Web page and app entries
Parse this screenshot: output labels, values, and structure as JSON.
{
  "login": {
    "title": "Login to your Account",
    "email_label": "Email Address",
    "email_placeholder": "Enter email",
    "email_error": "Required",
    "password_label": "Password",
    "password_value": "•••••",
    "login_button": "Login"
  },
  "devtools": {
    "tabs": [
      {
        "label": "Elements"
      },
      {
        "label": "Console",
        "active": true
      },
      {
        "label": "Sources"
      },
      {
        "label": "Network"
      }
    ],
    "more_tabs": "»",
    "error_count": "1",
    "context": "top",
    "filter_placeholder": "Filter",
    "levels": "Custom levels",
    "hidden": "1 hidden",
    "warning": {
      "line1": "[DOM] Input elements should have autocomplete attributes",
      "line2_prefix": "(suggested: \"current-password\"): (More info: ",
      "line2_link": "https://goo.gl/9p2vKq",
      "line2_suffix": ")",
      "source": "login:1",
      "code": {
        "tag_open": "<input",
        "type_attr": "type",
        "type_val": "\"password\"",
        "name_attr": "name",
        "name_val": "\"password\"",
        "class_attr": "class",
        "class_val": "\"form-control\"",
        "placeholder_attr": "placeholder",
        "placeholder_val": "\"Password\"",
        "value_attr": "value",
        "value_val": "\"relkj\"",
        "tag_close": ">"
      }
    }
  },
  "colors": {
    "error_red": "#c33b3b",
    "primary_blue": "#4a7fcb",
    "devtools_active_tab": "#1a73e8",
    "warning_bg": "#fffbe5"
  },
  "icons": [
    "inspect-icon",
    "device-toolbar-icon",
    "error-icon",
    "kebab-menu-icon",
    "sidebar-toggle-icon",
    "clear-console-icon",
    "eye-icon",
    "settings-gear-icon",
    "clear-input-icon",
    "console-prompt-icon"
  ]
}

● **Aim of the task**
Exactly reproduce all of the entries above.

● **Answer**
Parse this screenshot: output labels, values, and structure as JSON.
{
  "login": {
    "title": "Login to your Account",
    "email_label": "Email Address",
    "email_placeholder": "Enter email",
    "email_error": "Required",
    "password_label": "Password",
    "password_value": "•••••",
    "login_button": "Login"
  },
  "devtools": {
    "tabs": [
      {
        "label": "Elements"
      },
      {
        "label": "Console",
        "active": true
      },
      {
        "label": "Sources"
      },
      {
        "label": "Network"
      }
    ],
    "more_tabs": "»",
    "error_count": "1",
    "context": "top",
    "filter_placeholder": "Filter",
    "levels": "Custom levels",
    "hidden": "1 hidden",
    "warning": {
      "line1": "[DOM] Input elements should have autocomplete attributes",
      "line2_prefix": "(suggested: \"current-password\"): (More info: ",
      "line2_link": "https://goo.gl/9p2vKq",
      "line2_suffix": ")",
      "source": "login:1",
      "code": {
        "tag_open": "<input",
        "type_attr": "type",
        "type_val": "\"password\"",
        "name_attr": "name",
        "name_val": "\"password\"",
        "class_attr": "class",
        "class_val": "\"form-control\"",
        "placeholder_attr": "placeholder",
        "placeholder_val": "\"Password\"",
        "value_attr": "value",
        "value_val": "\"relkj\"",
        "tag_close": ">"
      }
    }
  },
  "colors": {
    "error_red": "#c33b3b",
    "primary_blue": "#4a7fcb",
    "devtools_active_tab": "#1a73e8",
    "warning_bg": "#fffbe5"
  },
  "icons": [
    "inspect-icon",
    "device-toolbar-icon",
    "error-icon",
    "kebab-menu-icon",
    "sidebar-toggle-icon",
    "clear-console-icon",
    "eye-icon",
    "settings-gear-icon",
    "clear-input-icon",
    "console-prompt-icon"
  ]
}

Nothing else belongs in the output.